Let’s start with the fact that Google was already analyzing something like 200 different ranking signals back in 2009. That’s three or four years ago; today, they’re almost certainly analyzing more. And even if they aren’t, it’s a fair bet that they’re not analyzing the same 200 signals that they used then. Search engine developers at Google constantly look for ways they can make their algorithms work better. So while we can make a fair guess at some of the signals Google uses, nobody in the SEO community knows all of them.
Next, consider that not all of these signals carry the same weight. How important is it that your domain name features your target keyword? Your title tag? Anchor text? Only Google knows the answer, and they’re not talking. Worse, that answer keeps changing, because it’s only a matter of changing some code to change the importance the search engine grants to any particular signal.
Now you may have noticed my use of the term â€śalgorithms,â€ť plural, when talking about Google.

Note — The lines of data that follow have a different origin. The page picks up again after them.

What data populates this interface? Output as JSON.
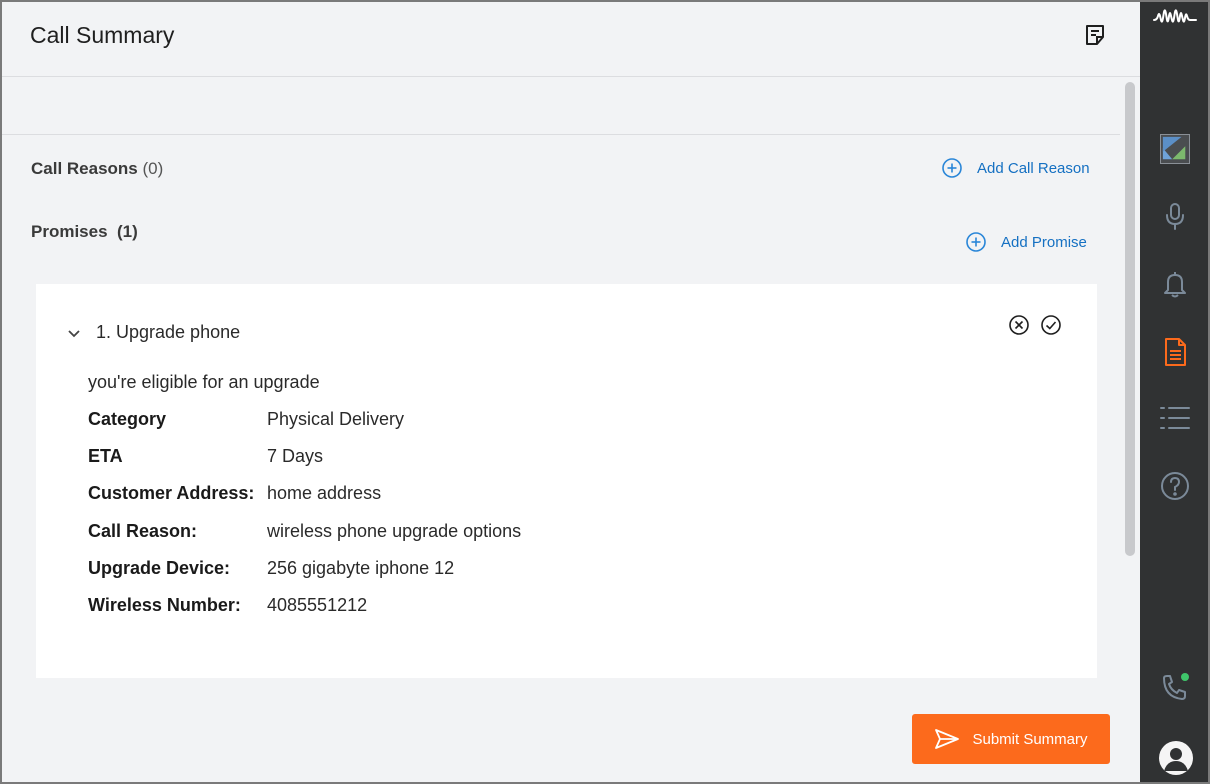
{
  "header": {
    "title": "Call Summary",
    "notes_icon": "notes-icon"
  },
  "call_reasons": {
    "label": "Call Reasons",
    "count": "(0)",
    "add_label": "Add Call Reason"
  },
  "promises": {
    "label": "Promises",
    "count": "(1)",
    "add_label": "Add Promise",
    "items": [
      {
        "title": "1. Upgrade phone",
        "description": "you're eligible for an upgrade",
        "details": [
          {
            "label": "Category",
            "value": "Physical Delivery"
          },
          {
            "label": "ETA",
            "value": "7 Days"
          },
          {
            "label": "Customer Address:",
            "value": "home address"
          },
          {
            "label": "Call Reason:",
            "value": "wireless phone upgrade options"
          },
          {
            "label": "Upgrade Device:",
            "value": "256 gigabyte iphone 12"
          },
          {
            "label": "Wireless Number:",
            "value": "4085551212"
          }
        ]
      }
    ]
  },
  "footer": {
    "submit_label": "Submit Summary"
  },
  "sidebar": {
    "icons": [
      "waveform-logo-icon",
      "image-placeholder-icon",
      "microphone-icon",
      "bell-icon",
      "document-icon",
      "list-icon",
      "help-icon",
      "phone-icon",
      "user-avatar-icon"
    ],
    "active_color": "#fc6a1c"
  },
  "colors": {
    "accent": "#fc6a1c",
    "link": "#1570c2",
    "sidebar_bg": "#303233",
    "status_online": "#3fc66b"
  }
}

That’s because the search giant doesn’t use a single algorithm. Do you suppose it uses the same algorithm for the medical industry that it uses for the construction industry? More than likely, it doesn’t. That’s because those 200-odd signals I mentioned earlier actually carry different weight and significance in different industries. How far does this granularity go? Well, deGeyter notes that Google might have anywhere between 50 to 200 different algorithms running at any one time. â€śThese different algorithms might be in play for different industries, different types of searches or testing the effects of various algorithm changes before a full push,â€ť he explained.
And it’s just gotten more complicated over time, as Google has added personalization, geo-location, and social signals as factors and filters involved in search. So any particular search can be affected by the searcher’s zip code,Â search history, previously visited sites, and even the websites his or her friends on Google+ have visited and liked â€“ oh, excuse me, +1ed.
Naturally, Panda and Penguin also make â€śgamingâ€ť Google’s algorithms more complicated. (You were wondering when I’d get to those, right?). These black-and-white critters are no ordinary updates; they’re filters through which the search giant runs its huge index from time to time. As deGeyter explains, â€śIf your site got hit with these updates, fixing the problem that caused it won’t bring immediate results. You have to wait until the next time Google runs the filter.â€ť
So what’s a site owner trying to get top rankings in Google supposed to do? Well, you may have to give up the idea of â€śtop rankingsâ€ť as such. If you look at your site in Google and you have the top ranking for your targeted keywords, turn off everything that tells Google who and where you are. If you’re still at the top, guess what? You may not be the top result for many other searchers, who have all of their customizations turned on. It’s a catch-22.
Fortunately, there is a way to resolve it. Keep an eye on algorithm changes, but don’t try to chase them. And remember what you’re really trying to do! I admit deGeyter says it better than I can: â€śIt’s not about trying to get just the right amount of words on a page, your keywords in just the right spot or even about the perfect backlink graph. It’s about building a site that visitors love, focusing on the keywords they search and doing it better than your competitors.â€ť Good luck!